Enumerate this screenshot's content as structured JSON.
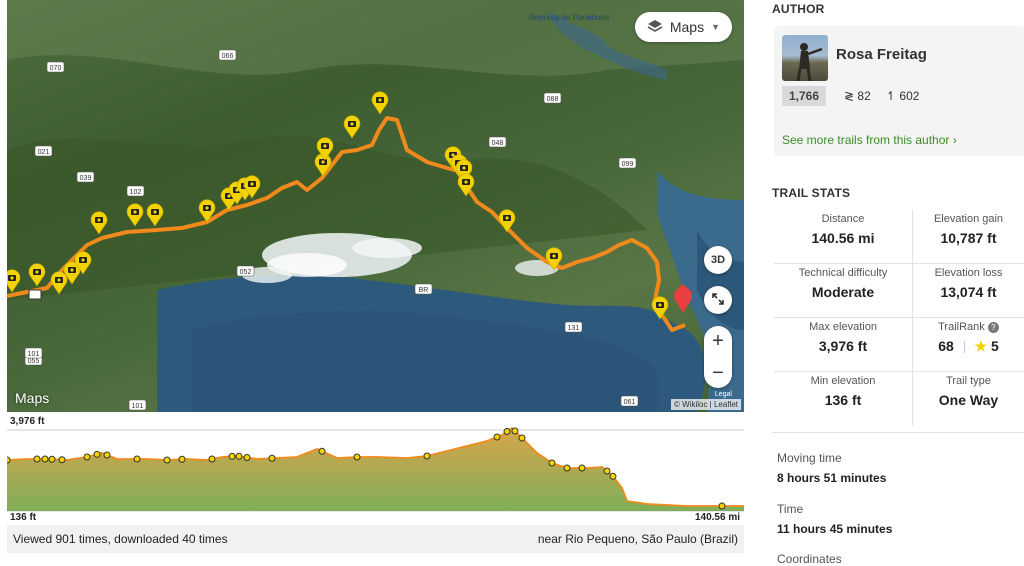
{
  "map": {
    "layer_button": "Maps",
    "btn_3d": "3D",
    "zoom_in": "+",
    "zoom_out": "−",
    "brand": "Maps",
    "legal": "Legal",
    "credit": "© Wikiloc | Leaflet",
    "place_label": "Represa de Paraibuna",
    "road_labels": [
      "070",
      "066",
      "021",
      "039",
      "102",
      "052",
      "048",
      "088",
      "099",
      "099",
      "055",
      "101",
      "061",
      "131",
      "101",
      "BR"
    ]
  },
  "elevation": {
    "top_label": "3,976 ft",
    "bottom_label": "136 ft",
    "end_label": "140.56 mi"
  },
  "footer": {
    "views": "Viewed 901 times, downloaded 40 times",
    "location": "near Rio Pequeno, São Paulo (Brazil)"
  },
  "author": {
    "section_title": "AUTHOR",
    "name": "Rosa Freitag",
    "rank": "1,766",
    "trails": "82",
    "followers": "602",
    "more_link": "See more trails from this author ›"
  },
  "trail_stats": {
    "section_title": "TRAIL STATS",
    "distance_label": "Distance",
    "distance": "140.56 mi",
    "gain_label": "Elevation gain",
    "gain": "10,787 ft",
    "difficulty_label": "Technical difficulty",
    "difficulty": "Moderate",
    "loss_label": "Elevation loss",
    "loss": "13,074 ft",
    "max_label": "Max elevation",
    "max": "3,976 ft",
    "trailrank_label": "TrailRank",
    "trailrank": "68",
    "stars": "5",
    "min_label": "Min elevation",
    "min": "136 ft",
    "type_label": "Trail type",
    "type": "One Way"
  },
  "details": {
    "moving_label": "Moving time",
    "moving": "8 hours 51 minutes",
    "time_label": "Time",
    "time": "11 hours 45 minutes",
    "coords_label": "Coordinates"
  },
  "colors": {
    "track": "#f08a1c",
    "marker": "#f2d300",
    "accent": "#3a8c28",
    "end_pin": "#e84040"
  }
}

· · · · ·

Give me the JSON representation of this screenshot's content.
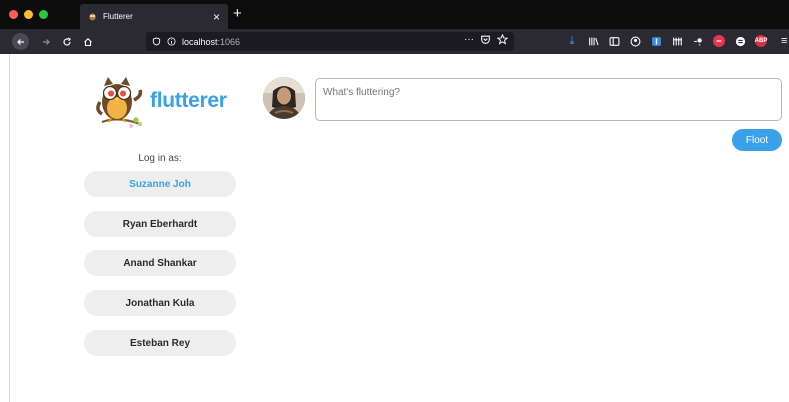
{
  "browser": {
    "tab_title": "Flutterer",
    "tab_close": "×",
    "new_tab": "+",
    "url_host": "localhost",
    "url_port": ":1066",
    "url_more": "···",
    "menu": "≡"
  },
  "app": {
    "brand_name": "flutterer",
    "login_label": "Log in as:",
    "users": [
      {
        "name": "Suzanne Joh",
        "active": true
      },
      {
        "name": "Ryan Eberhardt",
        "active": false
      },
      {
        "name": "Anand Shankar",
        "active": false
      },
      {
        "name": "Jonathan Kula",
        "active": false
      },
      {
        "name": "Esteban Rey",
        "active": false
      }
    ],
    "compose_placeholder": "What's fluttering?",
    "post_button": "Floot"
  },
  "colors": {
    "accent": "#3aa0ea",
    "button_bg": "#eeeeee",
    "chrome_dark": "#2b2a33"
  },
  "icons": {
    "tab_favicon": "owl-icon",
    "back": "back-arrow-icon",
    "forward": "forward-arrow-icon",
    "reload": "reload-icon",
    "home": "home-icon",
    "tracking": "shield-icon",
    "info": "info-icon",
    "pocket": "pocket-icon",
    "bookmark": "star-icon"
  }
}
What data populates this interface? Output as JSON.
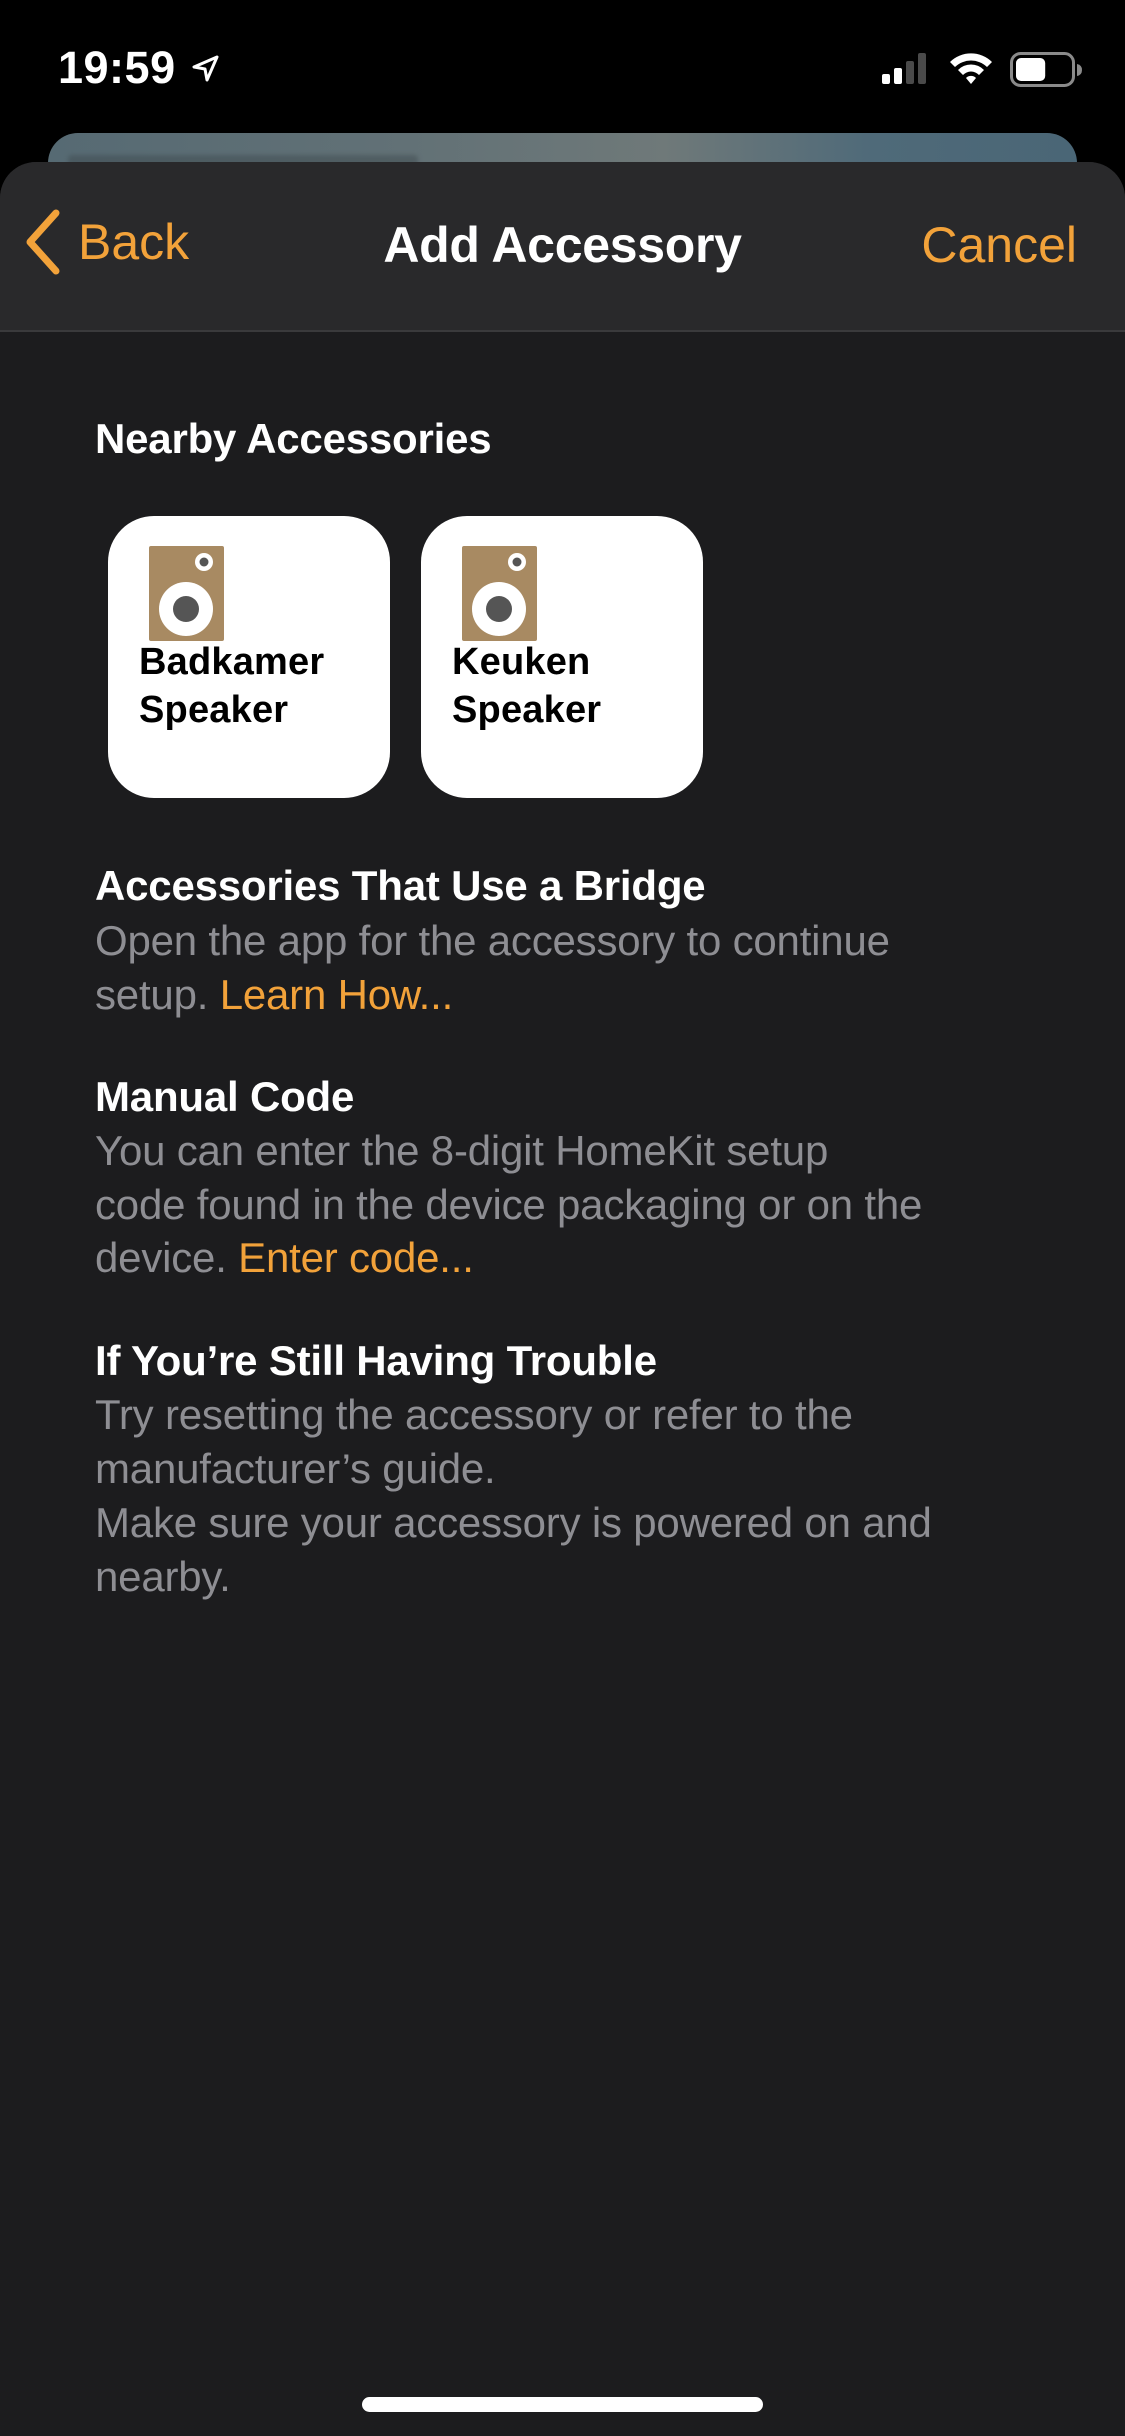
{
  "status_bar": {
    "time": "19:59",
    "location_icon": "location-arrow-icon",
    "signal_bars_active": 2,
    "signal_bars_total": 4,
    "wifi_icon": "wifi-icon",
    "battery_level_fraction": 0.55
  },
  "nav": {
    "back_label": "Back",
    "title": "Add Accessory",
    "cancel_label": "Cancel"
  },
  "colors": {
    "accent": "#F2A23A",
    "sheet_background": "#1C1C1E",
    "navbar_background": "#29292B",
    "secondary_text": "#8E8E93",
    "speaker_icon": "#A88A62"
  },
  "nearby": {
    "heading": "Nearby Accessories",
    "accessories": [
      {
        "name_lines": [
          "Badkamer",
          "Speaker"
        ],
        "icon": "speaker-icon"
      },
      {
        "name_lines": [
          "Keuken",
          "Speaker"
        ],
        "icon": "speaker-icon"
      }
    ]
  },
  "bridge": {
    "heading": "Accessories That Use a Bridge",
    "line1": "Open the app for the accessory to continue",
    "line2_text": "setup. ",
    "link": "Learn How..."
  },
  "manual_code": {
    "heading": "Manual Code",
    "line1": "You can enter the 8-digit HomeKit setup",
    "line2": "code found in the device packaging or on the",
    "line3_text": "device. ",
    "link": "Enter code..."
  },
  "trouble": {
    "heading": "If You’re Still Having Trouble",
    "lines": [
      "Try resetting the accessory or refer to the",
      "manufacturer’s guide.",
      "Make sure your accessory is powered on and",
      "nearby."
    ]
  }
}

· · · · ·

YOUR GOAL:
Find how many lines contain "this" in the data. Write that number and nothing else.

REPLY:
4